PlayStation: PlayStation was invented by Ken Kutsaragi the Sony PlayStation. Research and development for the PlayStation had begun in 1990, headed by Sony engineer, Ken Kutaragi. Nintendo: Gunpei Yokoi was the creator of the Game Boy and Virtual Boy and worked on Famicom (and NES), the Metroid series, Game Boy Pocket and did extensive work on the system we know today as the Nintendo Entertainment System. Beat 'em up:

The first game to feature fist fighting was Sega's boxing game Heavyweight Champ (1976), but it was Data East's fighting game Karate Champ (1984) which popularized martial arts themed games. The same year, Hong Kong cinema-inspired Kung-Fu Master laid the foundations for scrolling beat 'em ups with its simple gameplay and multiple enemies. Nekketsu Kha Kunio-kun, released in 1986 in Japan, deviated from the martial arts themes of earlier games and introduced street brawling to the genre. Renegade added an underworld revenge plot that proved more popular with gamers than the principled combat sport of other games.

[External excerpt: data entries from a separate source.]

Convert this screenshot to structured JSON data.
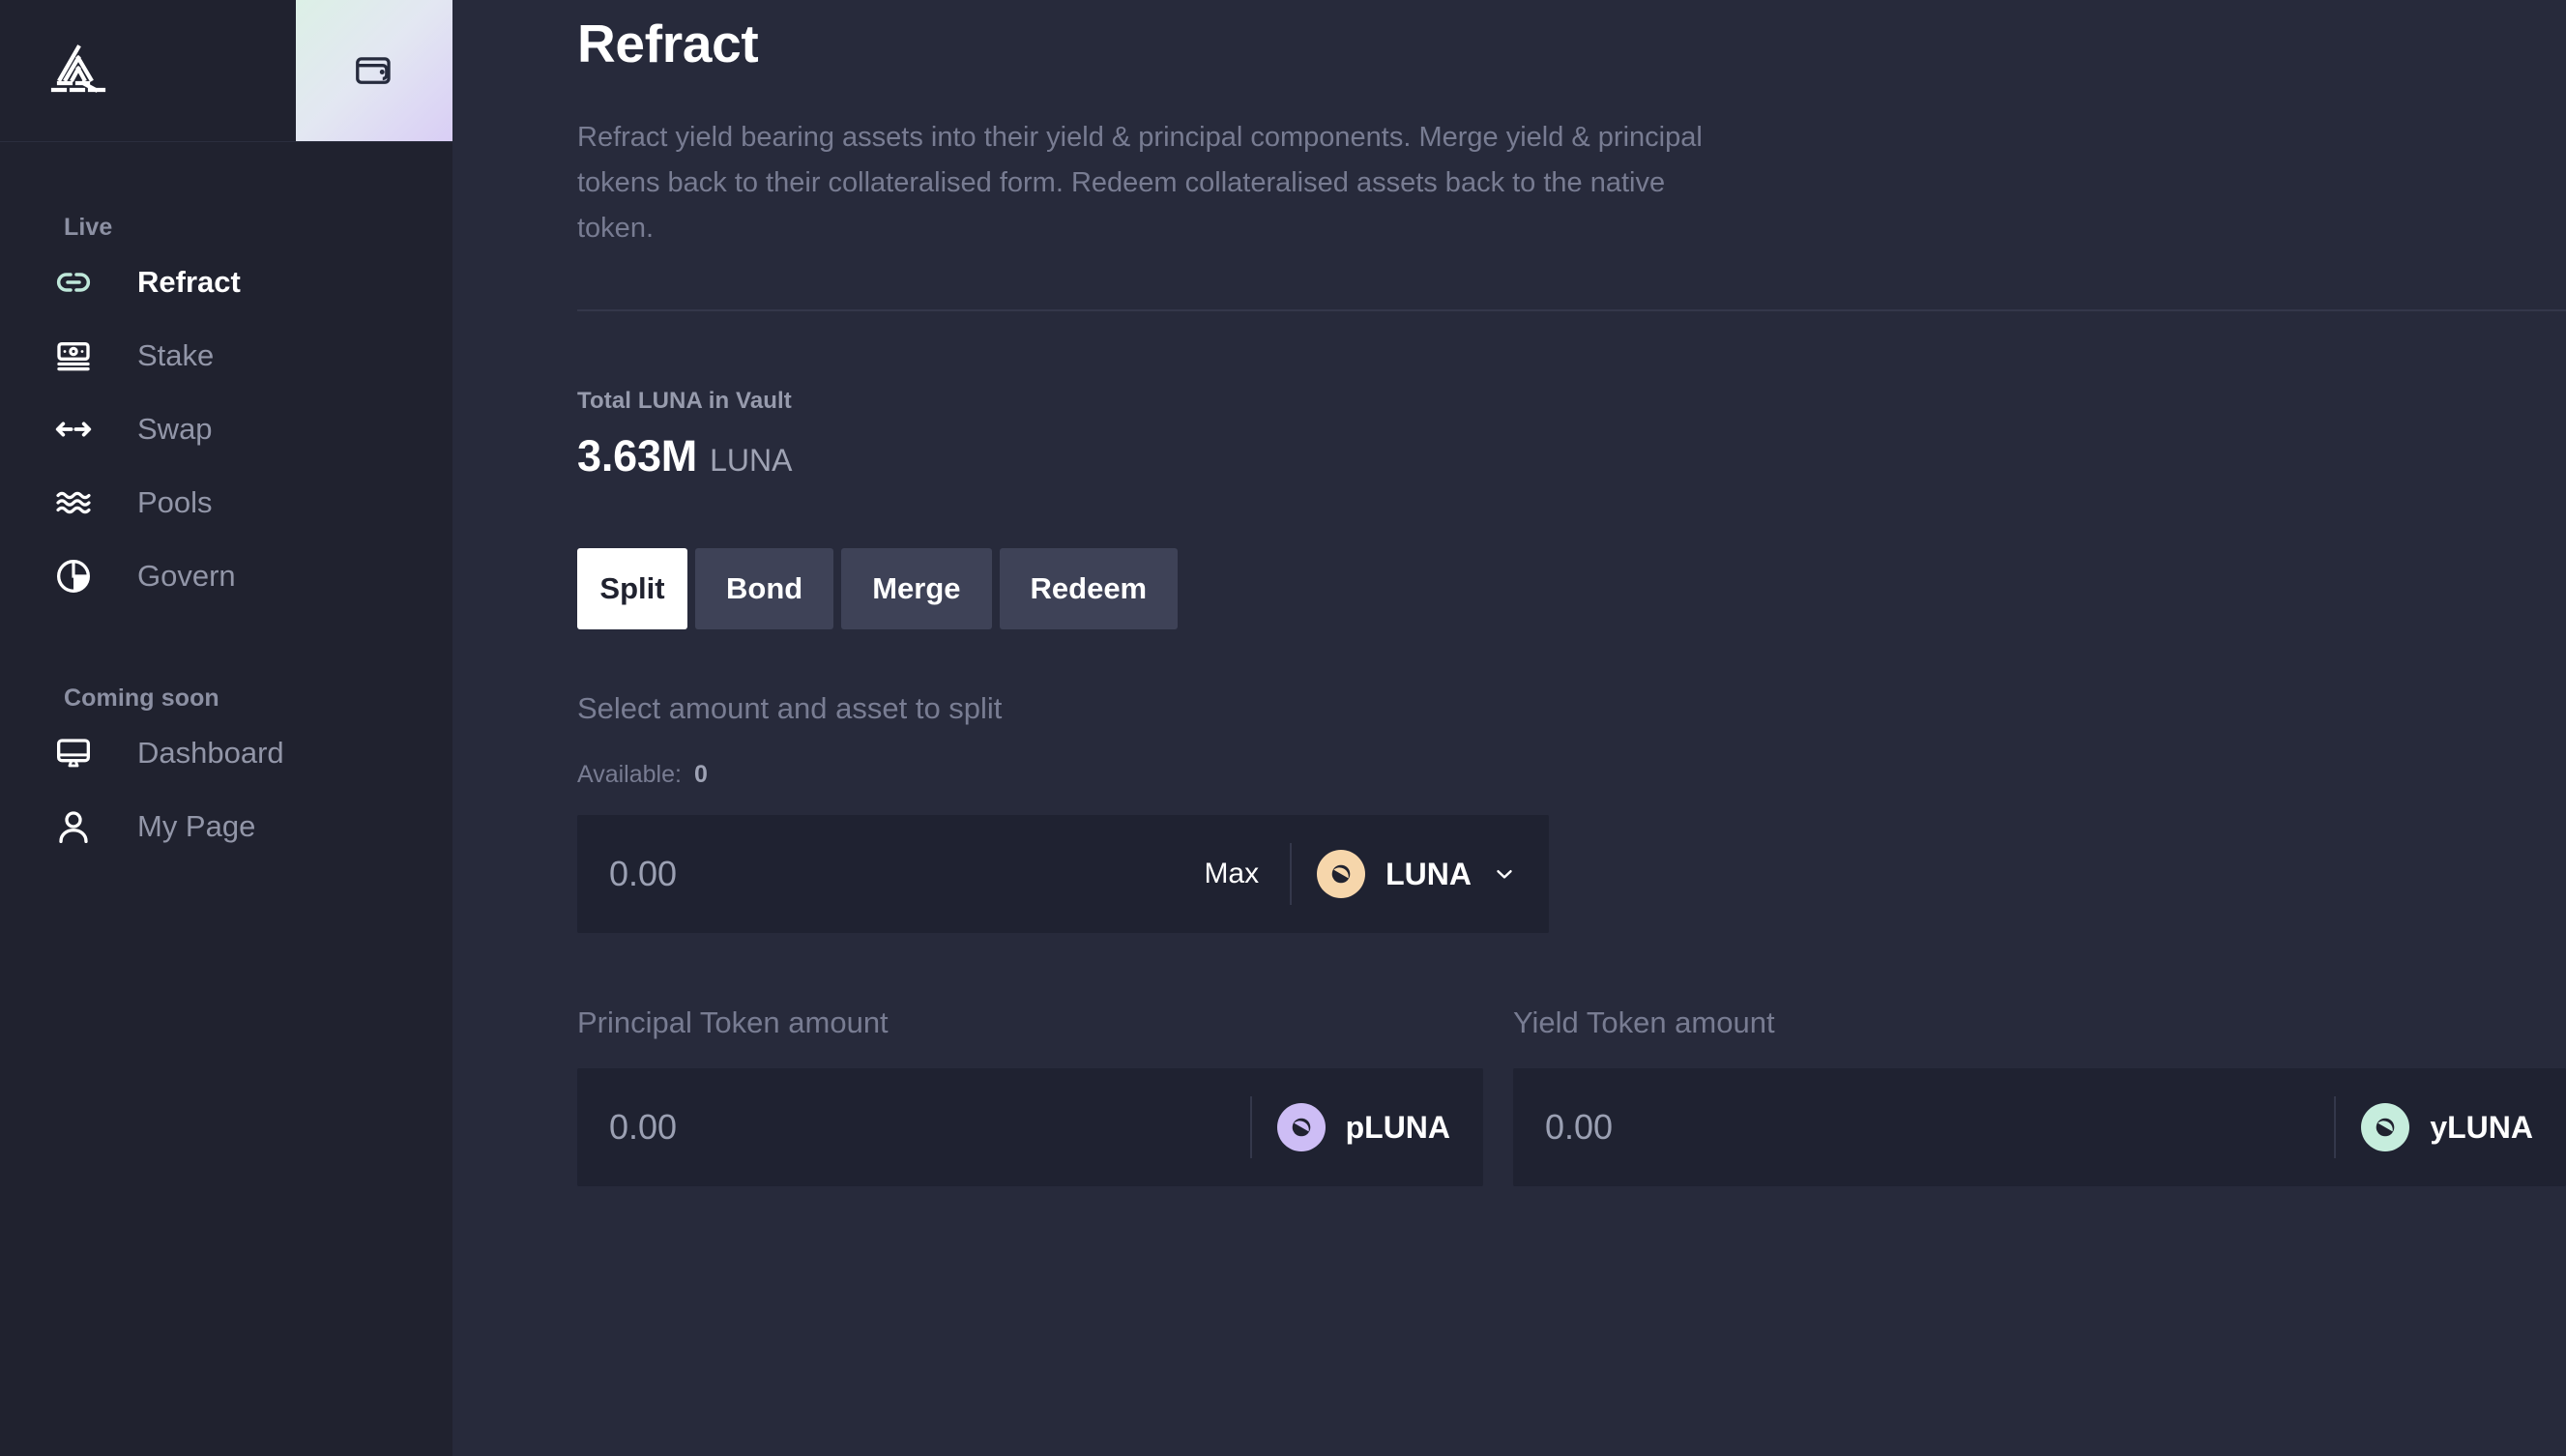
{
  "sidebar": {
    "logo_name": "prism-logo",
    "wallet_button_label": "wallet-icon",
    "groups": [
      {
        "label": "Live",
        "items": [
          {
            "label": "Refract",
            "icon": "link-icon",
            "active": true
          },
          {
            "label": "Stake",
            "icon": "banknote-icon",
            "active": false
          },
          {
            "label": "Swap",
            "icon": "swap-arrows-icon",
            "active": false
          },
          {
            "label": "Pools",
            "icon": "waves-icon",
            "active": false
          },
          {
            "label": "Govern",
            "icon": "pie-chart-icon",
            "active": false
          }
        ]
      },
      {
        "label": "Coming soon",
        "items": [
          {
            "label": "Dashboard",
            "icon": "monitor-icon",
            "active": false
          },
          {
            "label": "My Page",
            "icon": "user-icon",
            "active": false
          }
        ]
      }
    ]
  },
  "main": {
    "title": "Refract",
    "description": "Refract yield bearing assets into their yield & principal components. Merge yield & principal tokens back to their collateralised form. Redeem collateralised assets back to the native token.",
    "stat": {
      "label": "Total LUNA in Vault",
      "value": "3.63M",
      "unit": "LUNA"
    },
    "tabs": [
      {
        "label": "Split",
        "active": true
      },
      {
        "label": "Bond",
        "active": false
      },
      {
        "label": "Merge",
        "active": false
      },
      {
        "label": "Redeem",
        "active": false
      }
    ],
    "form": {
      "section_label": "Select amount and asset to split",
      "available_label": "Available:",
      "available_value": "0",
      "amount_value": "0.00",
      "max_label": "Max",
      "selected_token": "LUNA",
      "principal": {
        "label": "Principal Token amount",
        "value": "0.00",
        "token": "pLUNA"
      },
      "yield": {
        "label": "Yield Token amount",
        "value": "0.00",
        "token": "yLUNA"
      }
    }
  },
  "colors": {
    "sidebar_bg": "#20222F",
    "main_bg": "#272A3B",
    "input_bg": "#1F2231",
    "accent_mint": "#C6EDDD",
    "accent_lavender": "#CDBDF5",
    "accent_peach": "#F6D6AB",
    "active_tab_bg": "#FFFFFF",
    "tab_bg": "#3E4257"
  }
}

Renegade set the standard for future beat 'em up games as it introduced the ability to move both horizontally and vertically. Fighting Game: Sega's black and white boxing game Heavyweight Champ was released in 1976 as the first video game to feature fist fighting. However, Data East's Karate Champ from 1984 is credited with establishing and popularizing the one-on-one fighting game genre, and went on to influence Konami's Yie Ar Kung-Fu from 1985. Yie Ar Kung Fu expanded on Karate Champ by pitting the player against a variety of opponents, each with a unique appearance and fighting style. Capcom's Street Fighter (1987) introduced the use of special moves that could only be discovered by experimenting with the game controls. Street Fighter II (1991) established the conventions of the fighting game genre and, whereas previous games allowed players to combat computer-controlled fighters, Street Fighter II allowed players to play against each other. Shoot 'em up: Space Invaders is frequently cited as the "first" or "original" in the genre. Space Invaders pitted the player against multiple enemies descending from the top of the screen at a constantly increasing rate of speed. As with subsequent shoot 'em ups of the time, the game was set in space as the available technology only permitted a

black background. The game also introduced the idea of giving the player a number of "lives". Space Invaders was a massive commercial success, causing a coin shortage in Japan. The following year, Namco's Galaxian took the genre further with more complex enemy patterns and richer graphics. Stealth Game: The first stealth-based videogame was Sega's 005 (1981). The first commercially successful stealth game was Hideo Kojima's Metal Gear (1987), the first in the Metal Gear series. It was followed by Metal Gear 2: Solid Snake (1990) which significantly expanded the genre, and then Metal Gear Solid (1998). Survival Horror: The survival horror video game genre began with Capcom's Resident Evil (1996), which coined the term "survival horror" and defined the genre. The game was inspired by Capcom's earlier horror game Sweet Home (1989).

The End